> [TASK BRIEF]: The listing is to be printed in full, exactly as given.
______
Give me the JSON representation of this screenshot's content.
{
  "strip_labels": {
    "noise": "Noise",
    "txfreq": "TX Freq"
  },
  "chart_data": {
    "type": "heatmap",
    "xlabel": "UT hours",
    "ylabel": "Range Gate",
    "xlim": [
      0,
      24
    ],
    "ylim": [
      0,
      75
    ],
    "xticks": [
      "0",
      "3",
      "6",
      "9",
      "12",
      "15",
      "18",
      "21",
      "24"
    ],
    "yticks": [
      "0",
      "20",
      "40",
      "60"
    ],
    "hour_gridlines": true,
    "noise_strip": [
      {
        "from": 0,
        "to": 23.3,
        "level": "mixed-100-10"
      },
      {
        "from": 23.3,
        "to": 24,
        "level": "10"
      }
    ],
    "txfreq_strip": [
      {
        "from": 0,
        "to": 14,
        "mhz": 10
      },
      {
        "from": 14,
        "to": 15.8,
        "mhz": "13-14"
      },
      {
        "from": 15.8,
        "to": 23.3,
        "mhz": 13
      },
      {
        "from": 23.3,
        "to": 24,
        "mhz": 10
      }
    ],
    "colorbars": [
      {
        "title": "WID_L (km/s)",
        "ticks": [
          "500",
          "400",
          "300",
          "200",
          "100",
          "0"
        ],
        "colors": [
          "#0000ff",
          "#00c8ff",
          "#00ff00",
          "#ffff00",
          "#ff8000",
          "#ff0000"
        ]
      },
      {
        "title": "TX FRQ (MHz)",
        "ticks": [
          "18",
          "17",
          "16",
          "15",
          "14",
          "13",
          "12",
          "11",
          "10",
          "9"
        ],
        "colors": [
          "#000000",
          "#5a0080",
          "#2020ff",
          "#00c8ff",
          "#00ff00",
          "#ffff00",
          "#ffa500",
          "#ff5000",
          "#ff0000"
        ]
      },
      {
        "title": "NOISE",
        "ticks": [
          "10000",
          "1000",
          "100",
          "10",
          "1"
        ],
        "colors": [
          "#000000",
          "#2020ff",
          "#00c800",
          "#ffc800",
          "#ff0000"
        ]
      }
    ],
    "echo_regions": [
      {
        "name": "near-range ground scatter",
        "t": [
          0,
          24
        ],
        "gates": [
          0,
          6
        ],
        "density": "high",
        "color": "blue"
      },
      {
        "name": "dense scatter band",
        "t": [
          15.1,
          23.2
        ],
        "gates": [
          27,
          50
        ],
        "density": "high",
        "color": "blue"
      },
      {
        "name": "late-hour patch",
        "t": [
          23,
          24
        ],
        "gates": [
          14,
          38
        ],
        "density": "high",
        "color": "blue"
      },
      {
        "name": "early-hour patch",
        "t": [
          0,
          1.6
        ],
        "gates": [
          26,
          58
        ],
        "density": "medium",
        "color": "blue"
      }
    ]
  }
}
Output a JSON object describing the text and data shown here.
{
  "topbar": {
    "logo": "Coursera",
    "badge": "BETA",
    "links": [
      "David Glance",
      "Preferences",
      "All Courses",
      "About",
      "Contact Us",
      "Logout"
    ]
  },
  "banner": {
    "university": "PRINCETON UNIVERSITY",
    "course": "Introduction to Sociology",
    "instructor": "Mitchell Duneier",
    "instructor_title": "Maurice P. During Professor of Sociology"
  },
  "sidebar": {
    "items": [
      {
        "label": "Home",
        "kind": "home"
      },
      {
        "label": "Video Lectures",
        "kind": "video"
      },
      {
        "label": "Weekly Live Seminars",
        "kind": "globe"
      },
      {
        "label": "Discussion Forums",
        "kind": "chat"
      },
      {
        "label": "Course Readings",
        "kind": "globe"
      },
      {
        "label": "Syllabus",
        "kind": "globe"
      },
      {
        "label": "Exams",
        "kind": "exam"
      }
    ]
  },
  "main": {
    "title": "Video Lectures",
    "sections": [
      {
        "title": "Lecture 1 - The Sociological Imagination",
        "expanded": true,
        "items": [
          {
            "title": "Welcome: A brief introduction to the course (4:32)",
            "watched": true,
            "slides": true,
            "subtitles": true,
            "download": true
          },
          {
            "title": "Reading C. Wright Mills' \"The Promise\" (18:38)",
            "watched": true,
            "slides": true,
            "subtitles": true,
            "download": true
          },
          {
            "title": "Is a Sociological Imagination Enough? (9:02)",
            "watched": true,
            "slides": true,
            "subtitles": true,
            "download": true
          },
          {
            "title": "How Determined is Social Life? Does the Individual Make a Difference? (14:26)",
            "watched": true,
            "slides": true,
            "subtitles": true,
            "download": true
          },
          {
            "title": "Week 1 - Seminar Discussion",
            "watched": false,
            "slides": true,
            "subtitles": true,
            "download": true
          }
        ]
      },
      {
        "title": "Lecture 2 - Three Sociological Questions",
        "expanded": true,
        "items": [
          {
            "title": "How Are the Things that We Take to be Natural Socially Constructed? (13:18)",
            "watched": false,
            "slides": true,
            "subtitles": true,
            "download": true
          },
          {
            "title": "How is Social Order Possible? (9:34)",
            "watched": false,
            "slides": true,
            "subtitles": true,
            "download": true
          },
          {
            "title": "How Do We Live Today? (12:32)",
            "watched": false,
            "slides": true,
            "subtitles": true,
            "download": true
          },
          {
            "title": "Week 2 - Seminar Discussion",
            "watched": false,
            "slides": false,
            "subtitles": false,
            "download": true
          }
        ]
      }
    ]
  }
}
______
> [SOLUTION]:
Give me the JSON representation of this screenshot's content.
{
  "strip_labels": {
    "noise": "Noise",
    "txfreq": "TX Freq"
  },
  "chart_data": {
    "type": "heatmap",
    "xlabel": "UT hours",
    "ylabel": "Range Gate",
    "xlim": [
      0,
      24
    ],
    "ylim": [
      0,
      75
    ],
    "xticks": [
      "0",
      "3",
      "6",
      "9",
      "12",
      "15",
      "18",
      "21",
      "24"
    ],
    "yticks": [
      "0",
      "20",
      "40",
      "60"
    ],
    "hour_gridlines": true,
    "noise_strip": [
      {
        "from": 0,
        "to": 23.3,
        "level": "mixed-100-10"
      },
      {
        "from": 23.3,
        "to": 24,
        "level": "10"
      }
    ],
    "txfreq_strip": [
      {
        "from": 0,
        "to": 14,
        "mhz": 10
      },
      {
        "from": 14,
        "to": 15.8,
        "mhz": "13-14"
      },
      {
        "from": 15.8,
        "to": 23.3,
        "mhz": 13
      },
      {
        "from": 23.3,
        "to": 24,
        "mhz": 10
      }
    ],
    "colorbars": [
      {
        "title": "WID_L (km/s)",
        "ticks": [
          "500",
          "400",
          "300",
          "200",
          "100",
          "0"
        ],
        "colors": [
          "#0000ff",
          "#00c8ff",
          "#00ff00",
          "#ffff00",
          "#ff8000",
          "#ff0000"
        ]
      },
      {
        "title": "TX FRQ (MHz)",
        "ticks": [
          "18",
          "17",
          "16",
          "15",
          "14",
          "13",
          "12",
          "11",
          "10",
          "9"
        ],
        "colors": [
          "#000000",
          "#5a0080",
          "#2020ff",
          "#00c8ff",
          "#00ff00",
          "#ffff00",
          "#ffa500",
          "#ff5000",
          "#ff0000"
        ]
      },
      {
        "title": "NOISE",
        "ticks": [
          "10000",
          "1000",
          "100",
          "10",
          "1"
        ],
        "colors": [
          "#000000",
          "#2020ff",
          "#00c800",
          "#ffc800",
          "#ff0000"
        ]
      }
    ],
    "echo_regions": [
      {
        "name": "near-range ground scatter",
        "t": [
          0,
          24
        ],
        "gates": [
          0,
          6
        ],
        "density": "high",
        "color": "blue"
      },
      {
        "name": "dense scatter band",
        "t": [
          15.1,
          23.2
        ],
        "gates": [
          27,
          50
        ],
        "density": "high",
        "color": "blue"
      },
      {
        "name": "late-hour patch",
        "t": [
          23,
          24
        ],
        "gates": [
          14,
          38
        ],
        "density": "high",
        "color": "blue"
      },
      {
        "name": "early-hour patch",
        "t": [
          0,
          1.6
        ],
        "gates": [
          26,
          58
        ],
        "density": "medium",
        "color": "blue"
      }
    ]
  }
}
Output a JSON object describing the text and data shown here.
{
  "topbar": {
    "logo": "Coursera",
    "badge": "BETA",
    "links": [
      "David Glance",
      "Preferences",
      "All Courses",
      "About",
      "Contact Us",
      "Logout"
    ]
  },
  "banner": {
    "university": "PRINCETON UNIVERSITY",
    "course": "Introduction to Sociology",
    "instructor": "Mitchell Duneier",
    "instructor_title": "Maurice P. During Professor of Sociology"
  },
  "sidebar": {
    "items": [
      {
        "label": "Home",
        "kind": "home"
      },
      {
        "label": "Video Lectures",
        "kind": "video"
      },
      {
        "label": "Weekly Live Seminars",
        "kind": "globe"
      },
      {
        "label": "Discussion Forums",
        "kind": "chat"
      },
      {
        "label": "Course Readings",
        "kind": "globe"
      },
      {
        "label": "Syllabus",
        "kind": "globe"
      },
      {
        "label": "Exams",
        "kind": "exam"
      }
    ]
  },
  "main": {
    "title": "Video Lectures",
    "sections": [
      {
        "title": "Lecture 1 - The Sociological Imagination",
        "expanded": true,
        "items": [
          {
            "title": "Welcome: A brief introduction to the course (4:32)",
            "watched": true,
            "slides": true,
            "subtitles": true,
            "download": true
          },
          {
            "title": "Reading C. Wright Mills' \"The Promise\" (18:38)",
            "watched": true,
            "slides": true,
            "subtitles": true,
            "download": true
          },
          {
            "title": "Is a Sociological Imagination Enough? (9:02)",
            "watched": true,
            "slides": true,
            "subtitles": true,
            "download": true
          },
          {
            "title": "How Determined is Social Life? Does the Individual Make a Difference? (14:26)",
            "watched": true,
            "slides": true,
            "subtitles": true,
            "download": true
          },
          {
            "title": "Week 1 - Seminar Discussion",
            "watched": false,
            "slides": true,
            "subtitles": true,
            "download": true
          }
        ]
      },
      {
        "title": "Lecture 2 - Three Sociological Questions",
        "expanded": true,
        "items": [
          {
            "title": "How Are the Things that We Take to be Natural Socially Constructed? (13:18)",
            "watched": false,
            "slides": true,
            "subtitles": true,
            "download": true
          },
          {
            "title": "How is Social Order Possible? (9:34)",
            "watched": false,
            "slides": true,
            "subtitles": true,
            "download": true
          },
          {
            "title": "How Do We Live Today? (12:32)",
            "watched": false,
            "slides": true,
            "subtitles": true,
            "download": true
          },
          {
            "title": "Week 2 - Seminar Discussion",
            "watched": false,
            "slides": false,
            "subtitles": false,
            "download": true
          }
        ]
      }
    ]
  }
}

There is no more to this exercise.